EXERCISE GOAL:
Gather all lines in the records below that include the word "cards".

Component data from apps and pages:
===
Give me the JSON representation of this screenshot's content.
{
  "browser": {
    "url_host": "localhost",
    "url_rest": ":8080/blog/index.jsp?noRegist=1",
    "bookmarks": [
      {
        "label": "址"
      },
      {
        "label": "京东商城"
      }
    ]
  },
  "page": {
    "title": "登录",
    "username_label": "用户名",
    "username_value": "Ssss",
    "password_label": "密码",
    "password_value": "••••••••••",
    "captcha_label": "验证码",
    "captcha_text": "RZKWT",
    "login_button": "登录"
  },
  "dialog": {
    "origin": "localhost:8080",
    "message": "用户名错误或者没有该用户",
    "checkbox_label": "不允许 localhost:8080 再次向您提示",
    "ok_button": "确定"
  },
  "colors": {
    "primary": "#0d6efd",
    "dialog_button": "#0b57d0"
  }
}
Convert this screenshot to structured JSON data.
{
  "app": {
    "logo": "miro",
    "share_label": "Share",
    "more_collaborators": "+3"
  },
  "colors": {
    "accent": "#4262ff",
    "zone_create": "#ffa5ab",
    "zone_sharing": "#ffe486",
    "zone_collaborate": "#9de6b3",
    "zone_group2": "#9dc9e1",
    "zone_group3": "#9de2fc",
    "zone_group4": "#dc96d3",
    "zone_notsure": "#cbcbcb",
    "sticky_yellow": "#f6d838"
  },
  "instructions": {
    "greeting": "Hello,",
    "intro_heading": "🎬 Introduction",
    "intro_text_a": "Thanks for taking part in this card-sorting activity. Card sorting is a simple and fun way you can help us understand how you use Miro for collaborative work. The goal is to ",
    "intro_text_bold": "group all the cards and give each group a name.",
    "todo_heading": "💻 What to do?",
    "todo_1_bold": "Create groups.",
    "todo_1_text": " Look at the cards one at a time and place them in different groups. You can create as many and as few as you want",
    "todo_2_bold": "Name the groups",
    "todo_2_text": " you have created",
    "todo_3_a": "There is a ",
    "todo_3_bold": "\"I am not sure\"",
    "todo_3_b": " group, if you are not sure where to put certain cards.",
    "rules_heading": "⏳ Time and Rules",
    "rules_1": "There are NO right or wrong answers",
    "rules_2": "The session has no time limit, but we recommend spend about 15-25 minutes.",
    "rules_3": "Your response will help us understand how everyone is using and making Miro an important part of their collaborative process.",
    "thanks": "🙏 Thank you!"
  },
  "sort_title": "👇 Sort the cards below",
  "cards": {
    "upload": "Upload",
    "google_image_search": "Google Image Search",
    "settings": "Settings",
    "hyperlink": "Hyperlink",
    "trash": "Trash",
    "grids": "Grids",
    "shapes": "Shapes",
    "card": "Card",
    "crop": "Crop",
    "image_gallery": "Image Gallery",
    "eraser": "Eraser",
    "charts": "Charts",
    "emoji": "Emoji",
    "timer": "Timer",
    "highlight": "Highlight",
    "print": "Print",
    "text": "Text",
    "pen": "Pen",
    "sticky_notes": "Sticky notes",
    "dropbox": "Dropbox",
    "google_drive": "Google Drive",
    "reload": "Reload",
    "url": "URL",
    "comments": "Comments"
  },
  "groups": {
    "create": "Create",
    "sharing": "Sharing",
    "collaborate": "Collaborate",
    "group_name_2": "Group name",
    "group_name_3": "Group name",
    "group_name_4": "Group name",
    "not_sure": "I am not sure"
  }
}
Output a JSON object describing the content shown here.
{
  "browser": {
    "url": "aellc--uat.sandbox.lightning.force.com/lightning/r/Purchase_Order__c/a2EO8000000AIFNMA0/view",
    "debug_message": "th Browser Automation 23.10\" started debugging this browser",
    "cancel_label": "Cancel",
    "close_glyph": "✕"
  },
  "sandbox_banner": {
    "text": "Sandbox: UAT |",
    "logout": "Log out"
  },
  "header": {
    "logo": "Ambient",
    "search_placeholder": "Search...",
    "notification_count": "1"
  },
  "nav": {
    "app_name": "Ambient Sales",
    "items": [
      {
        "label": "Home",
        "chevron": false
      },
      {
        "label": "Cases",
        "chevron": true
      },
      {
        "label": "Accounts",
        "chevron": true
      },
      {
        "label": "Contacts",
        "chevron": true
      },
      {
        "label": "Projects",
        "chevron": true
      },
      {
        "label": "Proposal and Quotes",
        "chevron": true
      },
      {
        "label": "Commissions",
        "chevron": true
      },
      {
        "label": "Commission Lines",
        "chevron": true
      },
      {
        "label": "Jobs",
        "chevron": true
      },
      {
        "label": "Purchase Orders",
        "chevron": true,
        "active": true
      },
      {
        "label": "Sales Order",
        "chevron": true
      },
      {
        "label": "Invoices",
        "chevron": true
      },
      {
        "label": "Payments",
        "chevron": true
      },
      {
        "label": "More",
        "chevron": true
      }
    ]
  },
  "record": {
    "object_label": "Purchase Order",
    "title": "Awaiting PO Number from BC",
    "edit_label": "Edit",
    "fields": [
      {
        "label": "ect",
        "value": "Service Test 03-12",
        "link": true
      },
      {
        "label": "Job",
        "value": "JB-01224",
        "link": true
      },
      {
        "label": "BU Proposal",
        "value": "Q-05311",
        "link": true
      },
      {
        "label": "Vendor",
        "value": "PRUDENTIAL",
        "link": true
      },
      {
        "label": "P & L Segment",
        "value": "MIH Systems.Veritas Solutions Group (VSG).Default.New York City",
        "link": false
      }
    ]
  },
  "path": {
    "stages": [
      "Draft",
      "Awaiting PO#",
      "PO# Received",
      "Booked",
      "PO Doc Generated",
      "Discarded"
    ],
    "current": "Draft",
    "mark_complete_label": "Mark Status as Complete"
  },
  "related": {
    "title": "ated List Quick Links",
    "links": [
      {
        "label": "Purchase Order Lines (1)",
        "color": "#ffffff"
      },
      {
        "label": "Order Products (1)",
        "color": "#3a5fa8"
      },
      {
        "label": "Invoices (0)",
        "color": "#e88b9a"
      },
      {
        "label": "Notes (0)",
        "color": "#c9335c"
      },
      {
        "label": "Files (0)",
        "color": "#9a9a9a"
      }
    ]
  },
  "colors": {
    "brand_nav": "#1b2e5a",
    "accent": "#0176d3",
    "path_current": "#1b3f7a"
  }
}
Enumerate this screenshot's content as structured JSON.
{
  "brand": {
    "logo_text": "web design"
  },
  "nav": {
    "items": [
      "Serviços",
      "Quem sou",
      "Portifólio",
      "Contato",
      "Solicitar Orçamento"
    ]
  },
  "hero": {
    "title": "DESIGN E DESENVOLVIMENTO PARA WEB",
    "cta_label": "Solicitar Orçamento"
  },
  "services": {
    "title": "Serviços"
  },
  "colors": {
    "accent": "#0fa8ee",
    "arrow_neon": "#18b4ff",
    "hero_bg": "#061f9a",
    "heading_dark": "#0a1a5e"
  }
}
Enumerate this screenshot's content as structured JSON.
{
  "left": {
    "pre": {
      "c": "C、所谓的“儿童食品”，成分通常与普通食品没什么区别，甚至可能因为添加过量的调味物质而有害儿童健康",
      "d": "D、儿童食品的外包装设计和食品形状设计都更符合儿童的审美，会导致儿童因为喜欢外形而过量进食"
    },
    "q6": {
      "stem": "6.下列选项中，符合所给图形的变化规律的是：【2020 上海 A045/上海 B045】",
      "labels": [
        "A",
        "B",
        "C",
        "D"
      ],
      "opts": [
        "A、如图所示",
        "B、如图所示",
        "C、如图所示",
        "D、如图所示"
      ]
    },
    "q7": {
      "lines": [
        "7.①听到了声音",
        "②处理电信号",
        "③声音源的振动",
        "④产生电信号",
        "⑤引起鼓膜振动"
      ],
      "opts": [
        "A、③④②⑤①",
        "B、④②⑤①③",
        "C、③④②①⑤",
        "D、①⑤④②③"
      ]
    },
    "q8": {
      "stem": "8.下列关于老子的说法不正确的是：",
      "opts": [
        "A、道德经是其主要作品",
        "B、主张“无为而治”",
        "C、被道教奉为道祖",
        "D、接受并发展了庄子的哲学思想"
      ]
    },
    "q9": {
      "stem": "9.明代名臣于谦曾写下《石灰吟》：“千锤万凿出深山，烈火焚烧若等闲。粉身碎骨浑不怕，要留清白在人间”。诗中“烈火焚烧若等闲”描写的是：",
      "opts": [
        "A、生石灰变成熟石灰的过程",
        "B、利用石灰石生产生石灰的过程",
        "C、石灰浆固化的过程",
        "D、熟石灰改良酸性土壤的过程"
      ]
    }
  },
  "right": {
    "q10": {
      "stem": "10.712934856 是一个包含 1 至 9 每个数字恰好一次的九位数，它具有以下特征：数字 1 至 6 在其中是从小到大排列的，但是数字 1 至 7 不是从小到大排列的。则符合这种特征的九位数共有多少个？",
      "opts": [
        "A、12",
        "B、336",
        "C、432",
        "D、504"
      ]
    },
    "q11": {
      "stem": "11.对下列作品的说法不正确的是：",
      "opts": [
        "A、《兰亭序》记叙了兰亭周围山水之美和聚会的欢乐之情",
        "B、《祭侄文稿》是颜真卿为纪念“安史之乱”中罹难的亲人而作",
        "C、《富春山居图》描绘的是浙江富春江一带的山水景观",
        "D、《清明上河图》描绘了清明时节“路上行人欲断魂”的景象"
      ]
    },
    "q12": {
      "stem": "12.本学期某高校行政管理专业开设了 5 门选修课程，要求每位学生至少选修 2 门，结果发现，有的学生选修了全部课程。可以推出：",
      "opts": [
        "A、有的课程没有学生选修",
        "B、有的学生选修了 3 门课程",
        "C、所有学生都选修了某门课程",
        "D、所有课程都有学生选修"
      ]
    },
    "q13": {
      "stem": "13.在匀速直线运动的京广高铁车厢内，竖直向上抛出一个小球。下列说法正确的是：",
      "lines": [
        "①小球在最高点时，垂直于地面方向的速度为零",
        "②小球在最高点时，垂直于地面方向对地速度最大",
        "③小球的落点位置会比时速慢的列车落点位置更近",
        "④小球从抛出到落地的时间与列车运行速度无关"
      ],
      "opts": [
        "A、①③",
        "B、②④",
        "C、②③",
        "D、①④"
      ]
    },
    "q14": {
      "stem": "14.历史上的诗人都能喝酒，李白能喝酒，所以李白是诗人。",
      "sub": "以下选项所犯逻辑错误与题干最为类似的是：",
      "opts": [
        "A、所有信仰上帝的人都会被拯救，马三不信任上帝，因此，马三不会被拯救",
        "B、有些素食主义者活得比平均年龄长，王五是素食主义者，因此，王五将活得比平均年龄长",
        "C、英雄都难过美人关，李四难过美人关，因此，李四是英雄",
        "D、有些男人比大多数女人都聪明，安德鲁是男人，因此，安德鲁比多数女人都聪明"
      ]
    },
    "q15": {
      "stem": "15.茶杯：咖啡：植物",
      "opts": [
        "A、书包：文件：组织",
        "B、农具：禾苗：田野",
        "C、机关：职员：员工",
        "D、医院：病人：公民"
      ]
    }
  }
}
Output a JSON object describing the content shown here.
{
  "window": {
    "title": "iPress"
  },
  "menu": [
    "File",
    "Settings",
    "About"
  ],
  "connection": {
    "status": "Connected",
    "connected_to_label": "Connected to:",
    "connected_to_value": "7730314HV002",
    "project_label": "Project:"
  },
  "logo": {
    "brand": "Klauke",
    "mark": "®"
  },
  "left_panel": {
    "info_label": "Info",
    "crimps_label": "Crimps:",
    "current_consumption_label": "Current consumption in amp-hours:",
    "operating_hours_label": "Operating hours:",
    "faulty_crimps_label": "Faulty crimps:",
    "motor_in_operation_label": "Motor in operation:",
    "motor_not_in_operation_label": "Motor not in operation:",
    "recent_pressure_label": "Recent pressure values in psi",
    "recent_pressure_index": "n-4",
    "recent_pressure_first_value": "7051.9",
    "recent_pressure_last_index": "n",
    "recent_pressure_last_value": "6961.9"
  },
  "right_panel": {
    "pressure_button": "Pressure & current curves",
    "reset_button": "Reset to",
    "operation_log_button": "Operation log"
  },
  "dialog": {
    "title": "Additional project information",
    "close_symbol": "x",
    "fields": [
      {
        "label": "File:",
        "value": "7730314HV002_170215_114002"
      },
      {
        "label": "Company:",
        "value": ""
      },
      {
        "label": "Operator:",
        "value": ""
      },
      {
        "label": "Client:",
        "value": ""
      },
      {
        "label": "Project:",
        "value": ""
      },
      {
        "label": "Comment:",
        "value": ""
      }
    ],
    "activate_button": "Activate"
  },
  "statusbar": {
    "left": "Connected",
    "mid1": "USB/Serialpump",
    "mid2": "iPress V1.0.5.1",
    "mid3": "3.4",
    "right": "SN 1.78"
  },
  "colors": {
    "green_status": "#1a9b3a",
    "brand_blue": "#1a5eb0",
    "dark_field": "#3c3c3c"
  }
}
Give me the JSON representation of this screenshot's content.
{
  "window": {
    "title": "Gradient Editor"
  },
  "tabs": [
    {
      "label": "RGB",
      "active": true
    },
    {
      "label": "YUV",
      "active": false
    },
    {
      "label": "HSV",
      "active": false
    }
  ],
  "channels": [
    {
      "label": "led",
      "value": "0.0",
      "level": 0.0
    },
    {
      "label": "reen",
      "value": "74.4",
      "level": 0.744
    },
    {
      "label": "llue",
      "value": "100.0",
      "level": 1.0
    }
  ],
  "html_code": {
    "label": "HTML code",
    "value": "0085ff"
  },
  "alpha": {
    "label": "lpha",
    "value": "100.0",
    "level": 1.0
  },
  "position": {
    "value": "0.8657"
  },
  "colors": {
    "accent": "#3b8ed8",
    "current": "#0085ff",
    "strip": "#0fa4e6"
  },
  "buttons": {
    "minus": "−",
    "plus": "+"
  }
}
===
TASK ANSWER:
    "intro_text_bold": "group all the cards and give each group a name.",
    "todo_1_text": " Look at the cards one at a time and place them in different groups. You can create as many and as few as you want",
    "todo_3_b": " group, if you are not sure where to put certain cards.",
  "sort_title": "👇 Sort the cards below",
  "cards": {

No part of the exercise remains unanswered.